I remember the feel and smell and wonder of entering the Main Branch of the New York Public Library for the first time as a boy. That book-y smell still gets to me on a cellular level every time I enter a library or used bookstore (books that have been handled and loved smell different than new books in a bookstore). The feeling that there were a nearly infinite number of fantastic books to read blew me away as a youngster, and still does today.
Kids learn to have fun with books in libraries...to explore the shelves in search of the perfect one to borrow...to crash on a beanbag chair or the scratchy library-carpet for a while and read while Mom or Dad finds something three stacks over...to listen to an author or other lover of books read with feeling you hadn't imagined possible.
I have supported libraries all of my life, in word and deed, cash and votes, and am constantly borrowing books from the libraries in my life (the school I work for, the town library, and the NYPL). I was excited to bring my son Ben to the library for his first visit when he was tiny, and can still remember the way he looked as he realized that he could read any/all of those books...blissfully overwhelmed!
It's because of all of this, this feeling that I have, that I'm a friend of my libraries (and libraries in general), that I was surprised to find that I don't agree with what seems to be an accepted tenet of library canon...
The party line would appear to be that loaning out books does not deprive authors of sales.
This seems a ridiculous proposition to me.
I borrow lots of books from my libraries, in both print and ebook format. After I read them, I return (or delete) them. If I want to read them again, I'll borrow them again. I don't buy books that I borrow from the library. It may be that I'm different from most library users, but I'd want to see some compelling evidence before I believed it.
I love libraries, and think that they're a wonderful resource; I feel that way even after publishing my first novel.

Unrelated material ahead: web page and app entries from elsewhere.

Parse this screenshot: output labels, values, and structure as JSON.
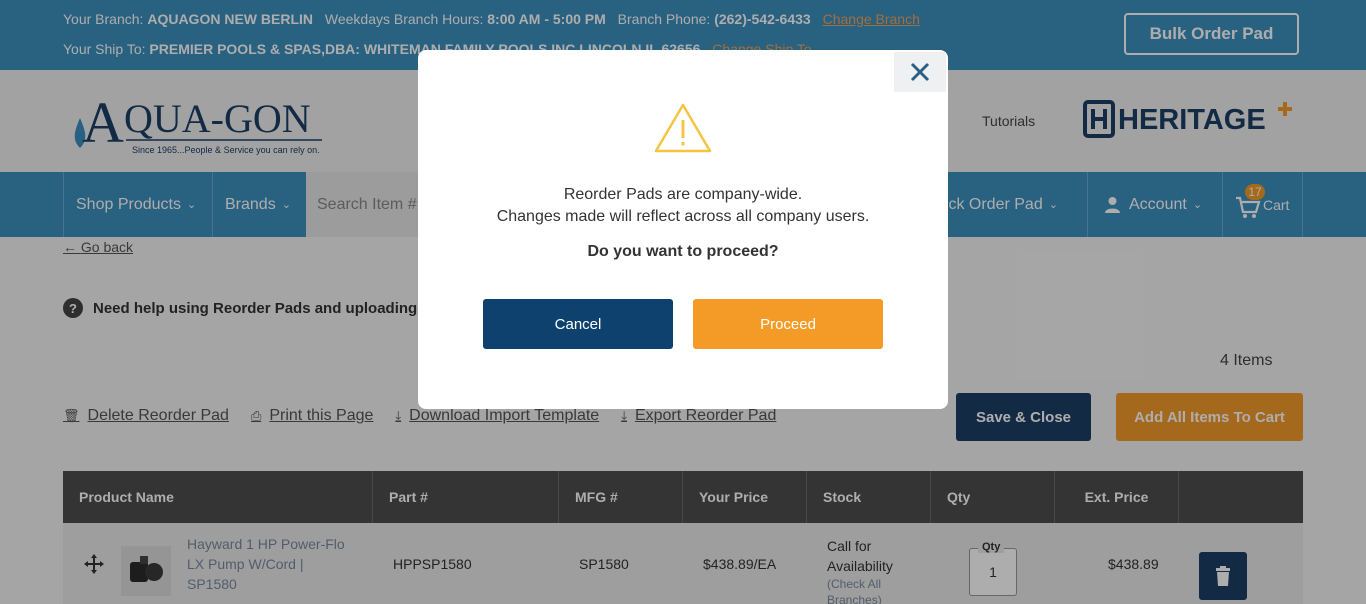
{
  "topbar": {
    "branch_label": "Your Branch:",
    "branch_name": "AQUAGON NEW BERLIN",
    "hours_label": "Weekdays Branch Hours:",
    "hours_value": "8:00 AM - 5:00 PM",
    "phone_label": "Branch Phone:",
    "phone_value": "(262)-542-6433",
    "change_branch": "Change Branch",
    "shipto_label": "Your Ship To:",
    "shipto_value": "PREMIER POOLS & SPAS,DBA: WHITEMAN FAMILY POOLS INC LINCOLN IL 62656",
    "change_shipto": "Change Ship To",
    "bulk_order": "Bulk Order Pad"
  },
  "header": {
    "logo_text": "QUA-GON",
    "logo_letter": "A",
    "logo_tagline": "Since 1965...People & Service you can rely on.",
    "tutorials": "Tutorials",
    "partner_logo": "HERITAGE"
  },
  "nav": {
    "shop_products": "Shop Products",
    "brands": "Brands",
    "search_placeholder": "Search Item #",
    "quick_order": "uick Order Pad",
    "account": "Account",
    "cart": "Cart",
    "cart_count": "17"
  },
  "page": {
    "go_back": "Go back",
    "help_text": "Need help using Reorder Pads and uploading",
    "items_count": "4 Items",
    "delete_pad": "Delete Reorder Pad",
    "print_page": "Print this Page",
    "download_template": "Download Import Template",
    "export_pad": "Export Reorder Pad",
    "save_close": "Save & Close",
    "add_all": "Add All Items To Cart"
  },
  "table": {
    "headers": [
      "Product Name",
      "Part #",
      "MFG #",
      "Your Price",
      "Stock",
      "Qty",
      "Ext. Price"
    ],
    "rows": [
      {
        "product": "Hayward 1 HP Power-Flo LX Pump W/Cord | SP1580",
        "part": "HPPSP1580",
        "mfg": "SP1580",
        "price": "$438.89/EA",
        "stock": "Call for Availability",
        "stock_link": "(Check All Branches)",
        "qty_label": "Qty",
        "qty": "1",
        "ext_price": "$438.89"
      }
    ]
  },
  "modal": {
    "line1": "Reorder Pads are company-wide.",
    "line2": "Changes made will reflect across all company users.",
    "question": "Do you want to proceed?",
    "cancel": "Cancel",
    "proceed": "Proceed"
  },
  "colors": {
    "brand_blue": "#3d8fbf",
    "navy": "#0f416f",
    "orange": "#f39b26"
  }
}
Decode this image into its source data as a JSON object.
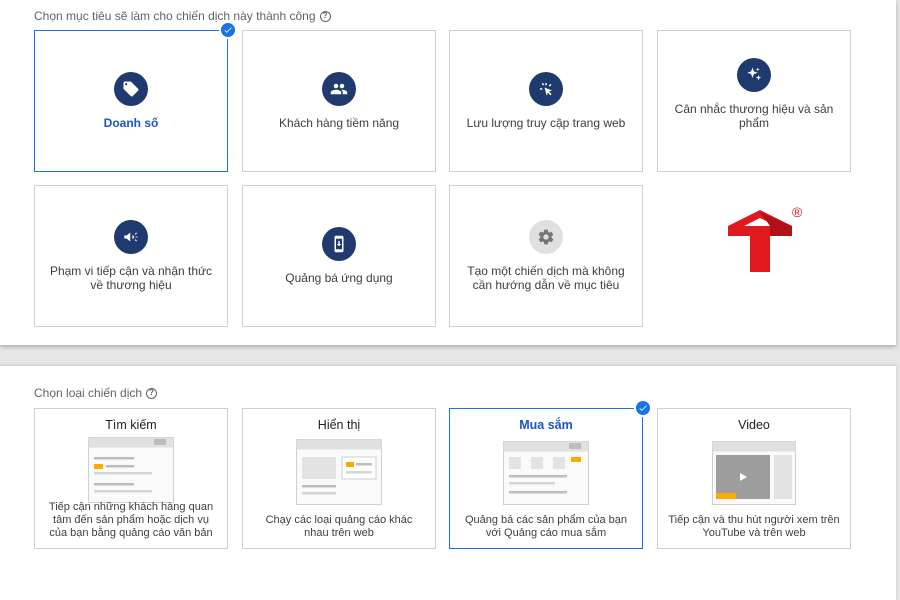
{
  "goals_section": {
    "title": "Chọn mục tiêu sẽ làm cho chiến dịch này thành công",
    "help": "?",
    "cards": [
      {
        "label": "Doanh số",
        "icon": "tag-icon",
        "selected": true
      },
      {
        "label": "Khách hàng tiềm năng",
        "icon": "people-icon",
        "selected": false
      },
      {
        "label": "Lưu lượng truy cập trang web",
        "icon": "cursor-click-icon",
        "selected": false
      },
      {
        "label": "Cân nhắc thương hiệu và sản phẩm",
        "icon": "sparkle-icon",
        "selected": false
      },
      {
        "label": "Phạm vi tiếp cận và nhận thức về thương hiệu",
        "icon": "megaphone-icon",
        "selected": false
      },
      {
        "label": "Quảng bá ứng dụng",
        "icon": "phone-download-icon",
        "selected": false
      },
      {
        "label": "Tạo một chiến dịch mà không cần hướng dẫn về mục tiêu",
        "icon": "gear-icon",
        "selected": false
      }
    ]
  },
  "types_section": {
    "title": "Chọn loại chiến dịch",
    "help": "?",
    "cards": [
      {
        "title": "Tìm kiếm",
        "description": "Tiếp cận những khách hàng quan tâm đến sản phẩm hoặc dịch vụ của bạn bằng quảng cáo văn bản",
        "selected": false
      },
      {
        "title": "Hiển thị",
        "description": "Chạy các loại quảng cáo khác nhau trên web",
        "selected": false
      },
      {
        "title": "Mua sắm",
        "description": "Quảng bá các sản phẩm của bạn với Quảng cáo mua sắm",
        "selected": true
      },
      {
        "title": "Video",
        "description": "Tiếp cận và thu hút người xem trên YouTube và trên web",
        "selected": false
      }
    ]
  },
  "logo": {
    "registered_mark": "®"
  },
  "colors": {
    "accent": "#1a73e8",
    "icon_bg": "#1e3a6e",
    "logo_red": "#e0191f",
    "highlight": "#f9ab00"
  }
}
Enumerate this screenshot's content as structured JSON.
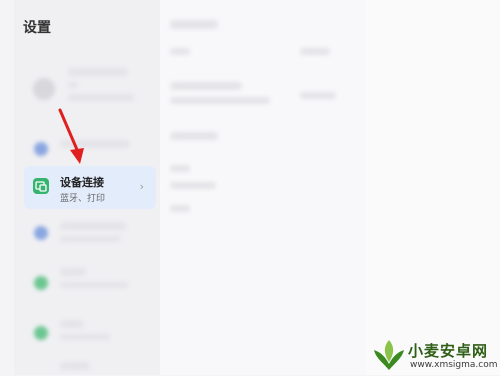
{
  "sidebar": {
    "title": "设置",
    "selected_item": {
      "title": "设备连接",
      "subtitle": "蓝牙、打印",
      "icon": "device-link-icon",
      "chevron": "›"
    }
  },
  "watermark": {
    "title": "小麦安卓网",
    "url": "www.xmsigma.com"
  },
  "colors": {
    "selected_bg": "#e3ecfb",
    "icon_green": "#35b36f",
    "arrow_red": "#e02020"
  }
}
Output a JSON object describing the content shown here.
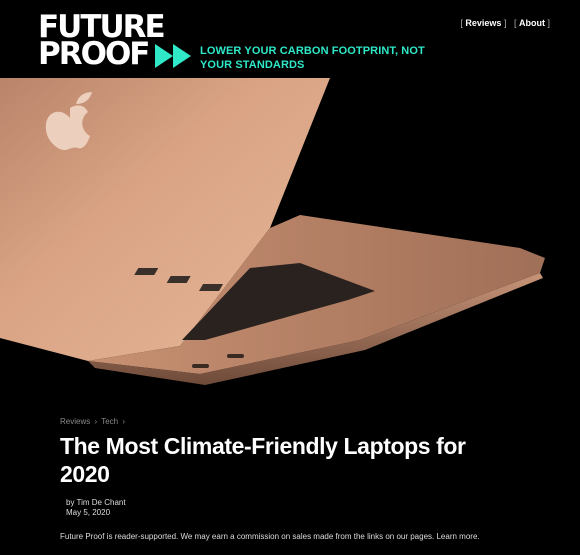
{
  "header": {
    "logo_line1": "FUTURE",
    "logo_line2": "PROOF",
    "tagline": "LOWER YOUR CARBON FOOTPRINT, NOT YOUR STANDARDS",
    "nav": [
      {
        "label": "Reviews"
      },
      {
        "label": "About"
      }
    ],
    "accent": "#2ee8c8"
  },
  "hero": {
    "subject": "laptop-photo",
    "colors": {
      "body": "#d8a07f",
      "background": "#000000"
    }
  },
  "article": {
    "breadcrumb": [
      "Reviews",
      "Tech"
    ],
    "breadcrumb_sep": "›",
    "title": "The Most Climate-Friendly Laptops for 2020",
    "author": "by Tim De Chant",
    "date": "May 5, 2020",
    "disclaimer": "Future Proof is reader-supported. We may earn a commission on sales made from the links on our pages.",
    "learn_more": "Learn more."
  }
}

I can accept that some money is being taken out of my pocket for some greater good, but have trouble being told that it isn't being taken.